[Excerpts from an interface dataset]
------------------------------------
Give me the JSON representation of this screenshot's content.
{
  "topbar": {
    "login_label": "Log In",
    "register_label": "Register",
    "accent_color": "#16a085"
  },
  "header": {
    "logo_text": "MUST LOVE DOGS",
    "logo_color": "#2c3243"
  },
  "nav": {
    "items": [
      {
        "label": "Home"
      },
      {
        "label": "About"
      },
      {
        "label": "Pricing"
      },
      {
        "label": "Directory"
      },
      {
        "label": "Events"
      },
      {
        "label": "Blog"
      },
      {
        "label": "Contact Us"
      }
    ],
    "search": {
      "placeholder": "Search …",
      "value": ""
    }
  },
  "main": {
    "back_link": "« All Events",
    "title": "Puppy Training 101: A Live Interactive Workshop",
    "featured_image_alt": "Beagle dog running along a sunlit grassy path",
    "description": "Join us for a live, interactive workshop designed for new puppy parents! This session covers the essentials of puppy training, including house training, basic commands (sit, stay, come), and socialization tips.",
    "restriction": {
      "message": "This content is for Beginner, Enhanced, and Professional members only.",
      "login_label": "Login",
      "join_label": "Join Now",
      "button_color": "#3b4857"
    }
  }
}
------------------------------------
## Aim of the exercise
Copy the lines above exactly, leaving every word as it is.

## Written response
Give me the JSON representation of this screenshot's content.
{
  "topbar": {
    "login_label": "Log In",
    "register_label": "Register",
    "accent_color": "#16a085"
  },
  "header": {
    "logo_text": "MUST LOVE DOGS",
    "logo_color": "#2c3243"
  },
  "nav": {
    "items": [
      {
        "label": "Home"
      },
      {
        "label": "About"
      },
      {
        "label": "Pricing"
      },
      {
        "label": "Directory"
      },
      {
        "label": "Events"
      },
      {
        "label": "Blog"
      },
      {
        "label": "Contact Us"
      }
    ],
    "search": {
      "placeholder": "Search …",
      "value": ""
    }
  },
  "main": {
    "back_link": "« All Events",
    "title": "Puppy Training 101: A Live Interactive Workshop",
    "featured_image_alt": "Beagle dog running along a sunlit grassy path",
    "description": "Join us for a live, interactive workshop designed for new puppy parents! This session covers the essentials of puppy training, including house training, basic commands (sit, stay, come), and socialization tips.",
    "restriction": {
      "message": "This content is for Beginner, Enhanced, and Professional members only.",
      "login_label": "Login",
      "join_label": "Join Now",
      "button_color": "#3b4857"
    }
  }
}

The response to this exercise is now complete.